* PROBLEM TO WORK ON *
Leaving out any pictures, print the entries that follow exactly as they stand.
MATERIAL PROVIDED START
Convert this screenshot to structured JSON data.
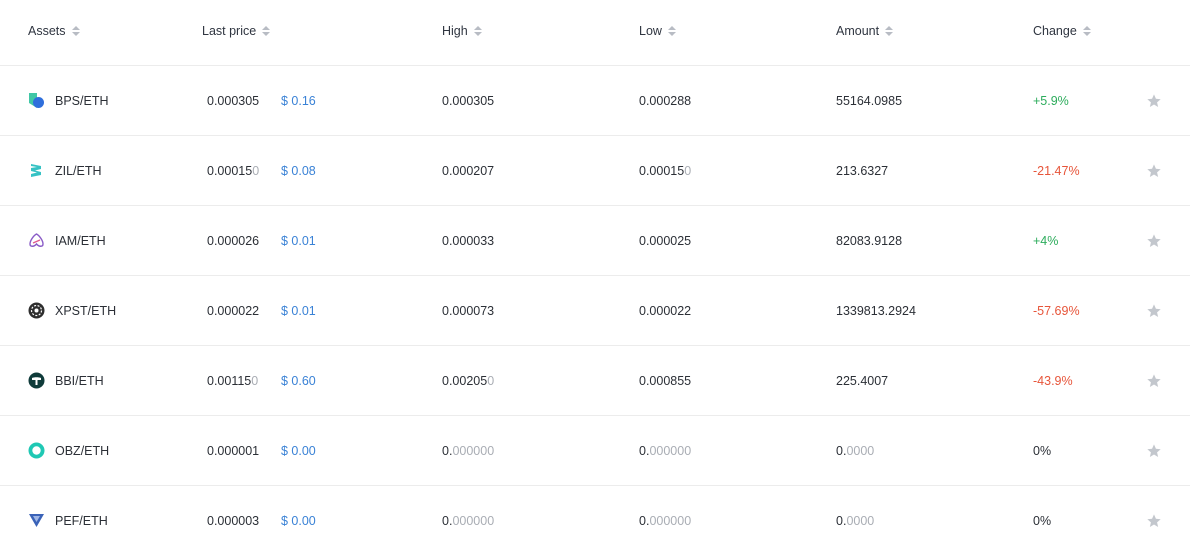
{
  "header": {
    "assets": "Assets",
    "last_price": "Last price",
    "high": "High",
    "low": "Low",
    "amount": "Amount",
    "change": "Change"
  },
  "rows": [
    {
      "pair": "BPS/ETH",
      "icon": "bps-coin-icon",
      "last_main": "0.000305",
      "last_dim": "",
      "usd": "$ 0.16",
      "high_main": "0.000305",
      "high_dim": "",
      "low_main": "0.000288",
      "low_dim": "",
      "amount_main": "55164.0985",
      "amount_dim": "",
      "change": "+5.9%",
      "change_dir": "pos"
    },
    {
      "pair": "ZIL/ETH",
      "icon": "zil-coin-icon",
      "last_main": "0.00015",
      "last_dim": "0",
      "usd": "$ 0.08",
      "high_main": "0.000207",
      "high_dim": "",
      "low_main": "0.00015",
      "low_dim": "0",
      "amount_main": "213.6327",
      "amount_dim": "",
      "change": "-21.47%",
      "change_dir": "neg"
    },
    {
      "pair": "IAM/ETH",
      "icon": "iam-coin-icon",
      "last_main": "0.000026",
      "last_dim": "",
      "usd": "$ 0.01",
      "high_main": "0.000033",
      "high_dim": "",
      "low_main": "0.000025",
      "low_dim": "",
      "amount_main": "82083.9128",
      "amount_dim": "",
      "change": "+4%",
      "change_dir": "pos"
    },
    {
      "pair": "XPST/ETH",
      "icon": "xpst-coin-icon",
      "last_main": "0.000022",
      "last_dim": "",
      "usd": "$ 0.01",
      "high_main": "0.000073",
      "high_dim": "",
      "low_main": "0.000022",
      "low_dim": "",
      "amount_main": "1339813.2924",
      "amount_dim": "",
      "change": "-57.69%",
      "change_dir": "neg"
    },
    {
      "pair": "BBI/ETH",
      "icon": "bbi-coin-icon",
      "last_main": "0.00115",
      "last_dim": "0",
      "usd": "$ 0.60",
      "high_main": "0.00205",
      "high_dim": "0",
      "low_main": "0.000855",
      "low_dim": "",
      "amount_main": "225.4007",
      "amount_dim": "",
      "change": "-43.9%",
      "change_dir": "neg"
    },
    {
      "pair": "OBZ/ETH",
      "icon": "obz-coin-icon",
      "last_main": "0.000001",
      "last_dim": "",
      "usd": "$ 0.00",
      "high_main": "0.",
      "high_dim": "000000",
      "low_main": "0.",
      "low_dim": "000000",
      "amount_main": "0.",
      "amount_dim": "0000",
      "change": "0%",
      "change_dir": "neu"
    },
    {
      "pair": "PEF/ETH",
      "icon": "pef-coin-icon",
      "last_main": "0.000003",
      "last_dim": "",
      "usd": "$ 0.00",
      "high_main": "0.",
      "high_dim": "000000",
      "low_main": "0.",
      "low_dim": "000000",
      "amount_main": "0.",
      "amount_dim": "0000",
      "change": "0%",
      "change_dir": "neu"
    }
  ],
  "colors": {
    "positive": "#2dac5c",
    "negative": "#e7553a",
    "usd": "#3a82d6",
    "star": "#c3c7cd"
  }
}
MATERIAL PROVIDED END
* ANSWER SPACE *
Convert this screenshot to structured JSON data.
{
  "header": {
    "assets": "Assets",
    "last_price": "Last price",
    "high": "High",
    "low": "Low",
    "amount": "Amount",
    "change": "Change"
  },
  "rows": [
    {
      "pair": "BPS/ETH",
      "icon": "bps-coin-icon",
      "last_main": "0.000305",
      "last_dim": "",
      "usd": "$ 0.16",
      "high_main": "0.000305",
      "high_dim": "",
      "low_main": "0.000288",
      "low_dim": "",
      "amount_main": "55164.0985",
      "amount_dim": "",
      "change": "+5.9%",
      "change_dir": "pos"
    },
    {
      "pair": "ZIL/ETH",
      "icon": "zil-coin-icon",
      "last_main": "0.00015",
      "last_dim": "0",
      "usd": "$ 0.08",
      "high_main": "0.000207",
      "high_dim": "",
      "low_main": "0.00015",
      "low_dim": "0",
      "amount_main": "213.6327",
      "amount_dim": "",
      "change": "-21.47%",
      "change_dir": "neg"
    },
    {
      "pair": "IAM/ETH",
      "icon": "iam-coin-icon",
      "last_main": "0.000026",
      "last_dim": "",
      "usd": "$ 0.01",
      "high_main": "0.000033",
      "high_dim": "",
      "low_main": "0.000025",
      "low_dim": "",
      "amount_main": "82083.9128",
      "amount_dim": "",
      "change": "+4%",
      "change_dir": "pos"
    },
    {
      "pair": "XPST/ETH",
      "icon": "xpst-coin-icon",
      "last_main": "0.000022",
      "last_dim": "",
      "usd": "$ 0.01",
      "high_main": "0.000073",
      "high_dim": "",
      "low_main": "0.000022",
      "low_dim": "",
      "amount_main": "1339813.2924",
      "amount_dim": "",
      "change": "-57.69%",
      "change_dir": "neg"
    },
    {
      "pair": "BBI/ETH",
      "icon": "bbi-coin-icon",
      "last_main": "0.00115",
      "last_dim": "0",
      "usd": "$ 0.60",
      "high_main": "0.00205",
      "high_dim": "0",
      "low_main": "0.000855",
      "low_dim": "",
      "amount_main": "225.4007",
      "amount_dim": "",
      "change": "-43.9%",
      "change_dir": "neg"
    },
    {
      "pair": "OBZ/ETH",
      "icon": "obz-coin-icon",
      "last_main": "0.000001",
      "last_dim": "",
      "usd": "$ 0.00",
      "high_main": "0.",
      "high_dim": "000000",
      "low_main": "0.",
      "low_dim": "000000",
      "amount_main": "0.",
      "amount_dim": "0000",
      "change": "0%",
      "change_dir": "neu"
    },
    {
      "pair": "PEF/ETH",
      "icon": "pef-coin-icon",
      "last_main": "0.000003",
      "last_dim": "",
      "usd": "$ 0.00",
      "high_main": "0.",
      "high_dim": "000000",
      "low_main": "0.",
      "low_dim": "000000",
      "amount_main": "0.",
      "amount_dim": "0000",
      "change": "0%",
      "change_dir": "neu"
    }
  ],
  "colors": {
    "positive": "#2dac5c",
    "negative": "#e7553a",
    "usd": "#3a82d6",
    "star": "#c3c7cd"
  }
}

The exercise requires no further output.